▶ _INFORMATION SHOWN_:
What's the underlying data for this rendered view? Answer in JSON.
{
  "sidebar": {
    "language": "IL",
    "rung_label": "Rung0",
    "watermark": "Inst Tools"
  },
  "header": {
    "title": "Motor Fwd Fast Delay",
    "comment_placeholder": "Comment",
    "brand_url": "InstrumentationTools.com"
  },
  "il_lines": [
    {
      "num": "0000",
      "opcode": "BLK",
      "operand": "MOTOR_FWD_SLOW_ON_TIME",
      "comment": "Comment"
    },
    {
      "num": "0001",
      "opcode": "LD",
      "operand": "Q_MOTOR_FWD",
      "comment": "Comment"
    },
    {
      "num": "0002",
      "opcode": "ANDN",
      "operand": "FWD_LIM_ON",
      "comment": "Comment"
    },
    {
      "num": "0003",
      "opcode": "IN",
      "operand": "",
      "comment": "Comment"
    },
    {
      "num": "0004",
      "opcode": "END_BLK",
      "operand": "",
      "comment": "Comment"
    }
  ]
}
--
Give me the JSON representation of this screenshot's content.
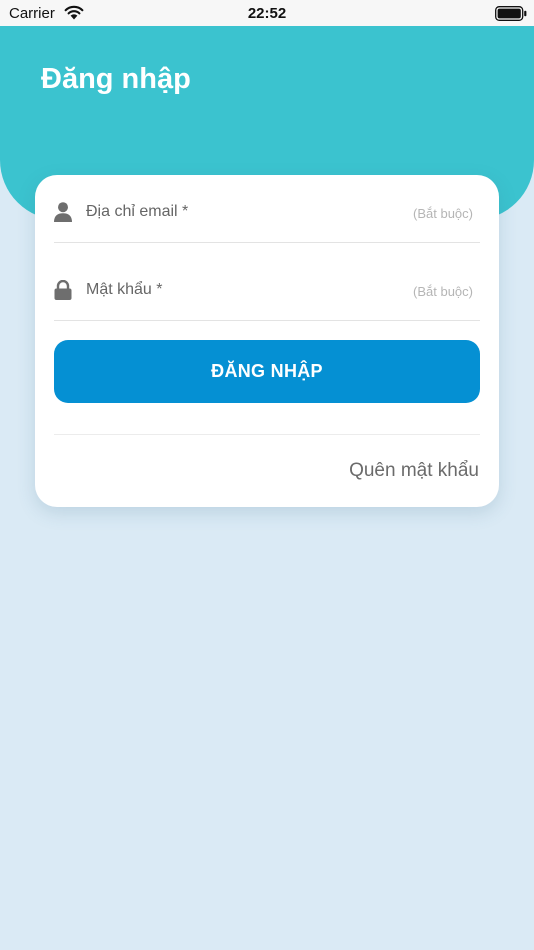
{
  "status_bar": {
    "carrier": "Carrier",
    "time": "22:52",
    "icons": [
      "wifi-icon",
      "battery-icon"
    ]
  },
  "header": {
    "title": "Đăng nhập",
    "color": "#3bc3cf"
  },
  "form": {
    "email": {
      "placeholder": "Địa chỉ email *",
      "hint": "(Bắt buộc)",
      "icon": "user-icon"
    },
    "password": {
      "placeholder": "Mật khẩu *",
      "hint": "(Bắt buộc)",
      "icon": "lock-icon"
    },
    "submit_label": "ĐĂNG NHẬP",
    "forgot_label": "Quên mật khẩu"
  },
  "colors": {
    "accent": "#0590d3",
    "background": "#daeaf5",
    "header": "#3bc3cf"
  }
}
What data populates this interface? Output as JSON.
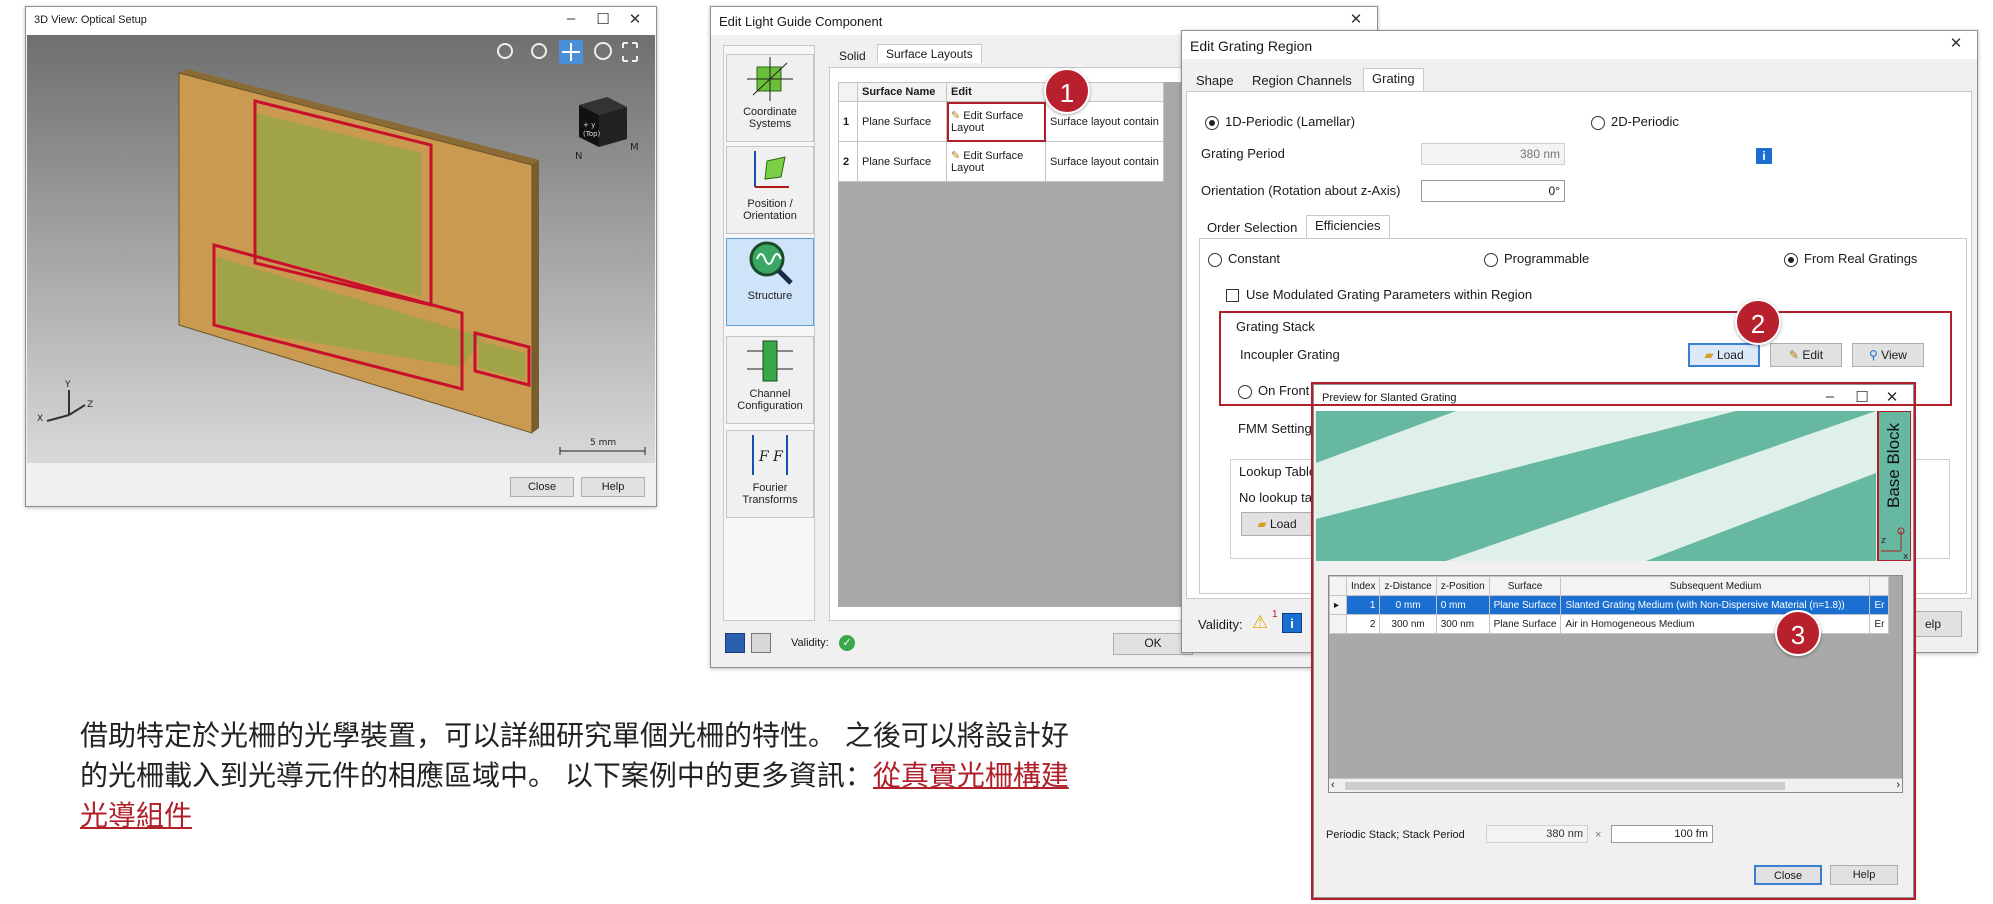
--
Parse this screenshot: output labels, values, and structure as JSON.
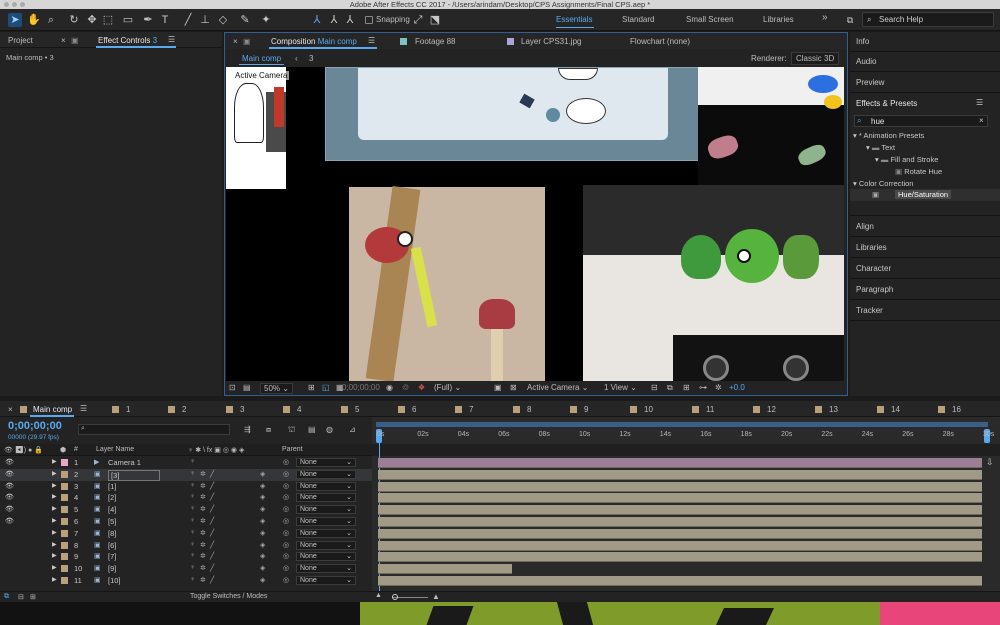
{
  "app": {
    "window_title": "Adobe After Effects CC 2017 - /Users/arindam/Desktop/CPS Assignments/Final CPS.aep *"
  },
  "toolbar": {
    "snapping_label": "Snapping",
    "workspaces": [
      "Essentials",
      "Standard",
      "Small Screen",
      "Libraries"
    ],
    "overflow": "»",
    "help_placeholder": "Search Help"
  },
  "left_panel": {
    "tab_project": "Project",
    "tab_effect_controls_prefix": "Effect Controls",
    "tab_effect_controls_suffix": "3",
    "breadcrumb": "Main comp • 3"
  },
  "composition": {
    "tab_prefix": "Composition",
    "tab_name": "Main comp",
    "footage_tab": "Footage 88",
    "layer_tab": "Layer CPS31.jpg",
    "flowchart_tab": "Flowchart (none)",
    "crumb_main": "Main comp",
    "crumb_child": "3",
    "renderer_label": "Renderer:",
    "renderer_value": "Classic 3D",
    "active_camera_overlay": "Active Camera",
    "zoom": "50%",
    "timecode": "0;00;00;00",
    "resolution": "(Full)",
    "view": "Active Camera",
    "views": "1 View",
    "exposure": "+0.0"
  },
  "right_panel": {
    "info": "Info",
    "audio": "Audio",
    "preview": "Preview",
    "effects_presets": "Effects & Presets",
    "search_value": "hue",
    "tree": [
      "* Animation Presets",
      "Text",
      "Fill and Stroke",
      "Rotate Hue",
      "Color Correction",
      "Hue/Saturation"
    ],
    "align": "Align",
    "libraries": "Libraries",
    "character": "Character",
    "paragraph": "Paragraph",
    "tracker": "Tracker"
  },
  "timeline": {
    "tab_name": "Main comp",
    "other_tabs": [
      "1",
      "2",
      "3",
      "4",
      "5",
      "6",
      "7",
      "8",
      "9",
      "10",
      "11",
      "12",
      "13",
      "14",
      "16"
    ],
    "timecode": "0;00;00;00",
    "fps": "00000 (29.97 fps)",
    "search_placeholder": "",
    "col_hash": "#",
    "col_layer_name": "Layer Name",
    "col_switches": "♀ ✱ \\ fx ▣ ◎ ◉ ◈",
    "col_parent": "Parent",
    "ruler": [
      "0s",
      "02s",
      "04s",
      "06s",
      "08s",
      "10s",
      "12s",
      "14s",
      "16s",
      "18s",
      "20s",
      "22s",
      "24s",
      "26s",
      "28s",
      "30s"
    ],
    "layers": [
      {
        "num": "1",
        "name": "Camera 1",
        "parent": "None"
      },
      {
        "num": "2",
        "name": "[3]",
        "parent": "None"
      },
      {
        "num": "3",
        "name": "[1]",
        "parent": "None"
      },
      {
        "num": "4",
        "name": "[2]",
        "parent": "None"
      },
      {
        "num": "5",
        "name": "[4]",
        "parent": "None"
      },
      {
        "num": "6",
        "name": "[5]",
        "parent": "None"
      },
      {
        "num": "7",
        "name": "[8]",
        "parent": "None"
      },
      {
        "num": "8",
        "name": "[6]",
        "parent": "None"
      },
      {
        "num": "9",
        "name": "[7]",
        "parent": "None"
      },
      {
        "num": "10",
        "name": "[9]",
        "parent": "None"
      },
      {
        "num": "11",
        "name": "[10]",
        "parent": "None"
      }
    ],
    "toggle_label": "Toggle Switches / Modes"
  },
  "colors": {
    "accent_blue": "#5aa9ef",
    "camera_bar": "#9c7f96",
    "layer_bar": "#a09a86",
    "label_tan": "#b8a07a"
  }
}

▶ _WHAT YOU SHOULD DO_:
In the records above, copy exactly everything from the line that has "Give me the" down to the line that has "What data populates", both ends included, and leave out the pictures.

▶ _WRITTEN ANSWER_:
Give me the JSON representation of this screenshot's content.
{
  "status_bar": {
    "carrier": "Carrier",
    "time": "22:52",
    "icons": [
      "wifi-icon",
      "battery-icon"
    ]
  },
  "header": {
    "title": "Đăng nhập",
    "color": "#3bc3cf"
  },
  "form": {
    "email": {
      "placeholder": "Địa chỉ email *",
      "hint": "(Bắt buộc)",
      "icon": "user-icon"
    },
    "password": {
      "placeholder": "Mật khẩu *",
      "hint": "(Bắt buộc)",
      "icon": "lock-icon"
    },
    "submit_label": "ĐĂNG NHẬP",
    "forgot_label": "Quên mật khẩu"
  },
  "colors": {
    "accent": "#0590d3",
    "background": "#daeaf5",
    "header": "#3bc3cf"
  }
}
What data populates this interface? Output as JSON.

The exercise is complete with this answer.